Chicks eat it up when a cat does a 180. Sinatra knows it. Sammy knew it. The Beatles knew it. Trini Lopez was unsure about it. A cat whispers sweet nothings, then yells at the top of his lungs. He's Hurricane Andrew one day - and Andy Griffith the next. One minute you can't get the cat off the couch with a spatula, the next minute he's flipping you first-class tickets to Jamaica - the plane leaves in an hour. Forget the bikini!
He's in a spell.
And the chick he's with has just turned into putty.
Because the cat is not boring. He's not the same schmuck day after day. He's impulsive. Unpredictable. Impossible to resist.
Practice being impulsive at your place of employment. Walk in one day and give everyone the day off, even though you're not the boss. Park in someone else's parking space. Drive their car home. Call the phone company and have the business number changed. When your boss inquires why you've done these things, say you have no more idea than she does.
Don't be just one cat when you can be a litter. Be mercurial. Be impulsive. But make sure the chicks see you being impulsive. When the babes at your office get wind of the fact that you're Mr. Impulsive, they'll blow into your life like a scirocco.

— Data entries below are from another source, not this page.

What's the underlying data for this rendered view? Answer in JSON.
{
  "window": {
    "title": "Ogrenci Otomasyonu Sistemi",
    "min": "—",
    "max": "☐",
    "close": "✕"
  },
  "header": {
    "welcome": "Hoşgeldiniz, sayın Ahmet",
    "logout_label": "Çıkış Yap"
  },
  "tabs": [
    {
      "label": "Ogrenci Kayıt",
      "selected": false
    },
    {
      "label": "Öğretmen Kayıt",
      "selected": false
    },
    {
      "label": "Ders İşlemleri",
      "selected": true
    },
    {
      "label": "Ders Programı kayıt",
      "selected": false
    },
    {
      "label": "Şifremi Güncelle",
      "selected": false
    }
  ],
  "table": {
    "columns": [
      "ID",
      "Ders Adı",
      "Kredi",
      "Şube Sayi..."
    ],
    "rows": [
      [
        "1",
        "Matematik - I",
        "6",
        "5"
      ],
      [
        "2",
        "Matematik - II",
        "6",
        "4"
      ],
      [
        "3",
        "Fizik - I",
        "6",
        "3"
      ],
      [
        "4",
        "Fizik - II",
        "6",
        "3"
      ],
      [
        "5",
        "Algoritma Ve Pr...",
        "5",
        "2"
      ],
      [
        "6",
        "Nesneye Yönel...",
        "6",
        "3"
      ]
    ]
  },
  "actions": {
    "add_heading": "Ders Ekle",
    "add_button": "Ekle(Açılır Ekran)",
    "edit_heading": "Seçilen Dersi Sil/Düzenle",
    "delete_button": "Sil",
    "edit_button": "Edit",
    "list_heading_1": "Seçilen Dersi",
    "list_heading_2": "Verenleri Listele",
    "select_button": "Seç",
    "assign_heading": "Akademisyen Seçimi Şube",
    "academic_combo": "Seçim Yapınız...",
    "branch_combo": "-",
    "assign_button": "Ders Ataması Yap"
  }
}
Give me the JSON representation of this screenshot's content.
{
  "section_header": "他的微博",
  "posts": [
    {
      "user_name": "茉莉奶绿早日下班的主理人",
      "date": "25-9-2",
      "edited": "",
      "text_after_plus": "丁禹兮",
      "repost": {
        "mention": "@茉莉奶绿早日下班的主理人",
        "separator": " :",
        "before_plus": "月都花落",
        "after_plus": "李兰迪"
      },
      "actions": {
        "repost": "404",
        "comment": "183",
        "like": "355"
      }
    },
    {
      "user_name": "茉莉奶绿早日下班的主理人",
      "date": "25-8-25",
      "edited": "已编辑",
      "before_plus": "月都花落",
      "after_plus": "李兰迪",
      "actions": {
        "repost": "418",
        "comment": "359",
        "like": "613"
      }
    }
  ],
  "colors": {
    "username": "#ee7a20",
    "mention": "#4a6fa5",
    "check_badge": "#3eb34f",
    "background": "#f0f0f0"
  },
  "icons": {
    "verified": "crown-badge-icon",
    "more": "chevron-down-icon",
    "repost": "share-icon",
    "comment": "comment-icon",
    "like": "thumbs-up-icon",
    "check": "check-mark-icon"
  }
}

Excerpted From: You Oughta Be Me: How To Be A Lounge Singer And Live Like One. St. Martins Press, 1993.